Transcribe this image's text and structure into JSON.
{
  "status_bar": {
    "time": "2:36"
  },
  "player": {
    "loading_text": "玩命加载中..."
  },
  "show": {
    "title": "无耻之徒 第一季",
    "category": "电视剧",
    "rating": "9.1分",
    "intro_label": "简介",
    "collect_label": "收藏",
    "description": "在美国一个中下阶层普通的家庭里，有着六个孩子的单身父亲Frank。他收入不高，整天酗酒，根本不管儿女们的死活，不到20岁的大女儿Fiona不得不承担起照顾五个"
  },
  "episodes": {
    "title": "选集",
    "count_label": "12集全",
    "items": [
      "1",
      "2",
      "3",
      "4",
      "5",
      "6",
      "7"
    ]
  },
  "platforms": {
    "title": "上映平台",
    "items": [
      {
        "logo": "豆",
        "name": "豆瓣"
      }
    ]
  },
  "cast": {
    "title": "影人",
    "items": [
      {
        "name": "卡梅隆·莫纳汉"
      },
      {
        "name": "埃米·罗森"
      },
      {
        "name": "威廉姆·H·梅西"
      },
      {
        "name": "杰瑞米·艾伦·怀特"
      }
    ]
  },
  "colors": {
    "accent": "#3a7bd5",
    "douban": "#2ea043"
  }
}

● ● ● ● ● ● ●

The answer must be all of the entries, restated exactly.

FINISHED EXERCISE
Transcribe this image's text and structure into JSON.
{
  "status_bar": {
    "time": "2:36"
  },
  "player": {
    "loading_text": "玩命加载中..."
  },
  "show": {
    "title": "无耻之徒 第一季",
    "category": "电视剧",
    "rating": "9.1分",
    "intro_label": "简介",
    "collect_label": "收藏",
    "description": "在美国一个中下阶层普通的家庭里，有着六个孩子的单身父亲Frank。他收入不高，整天酗酒，根本不管儿女们的死活，不到20岁的大女儿Fiona不得不承担起照顾五个"
  },
  "episodes": {
    "title": "选集",
    "count_label": "12集全",
    "items": [
      "1",
      "2",
      "3",
      "4",
      "5",
      "6",
      "7"
    ]
  },
  "platforms": {
    "title": "上映平台",
    "items": [
      {
        "logo": "豆",
        "name": "豆瓣"
      }
    ]
  },
  "cast": {
    "title": "影人",
    "items": [
      {
        "name": "卡梅隆·莫纳汉"
      },
      {
        "name": "埃米·罗森"
      },
      {
        "name": "威廉姆·H·梅西"
      },
      {
        "name": "杰瑞米·艾伦·怀特"
      }
    ]
  },
  "colors": {
    "accent": "#3a7bd5",
    "douban": "#2ea043"
  }
}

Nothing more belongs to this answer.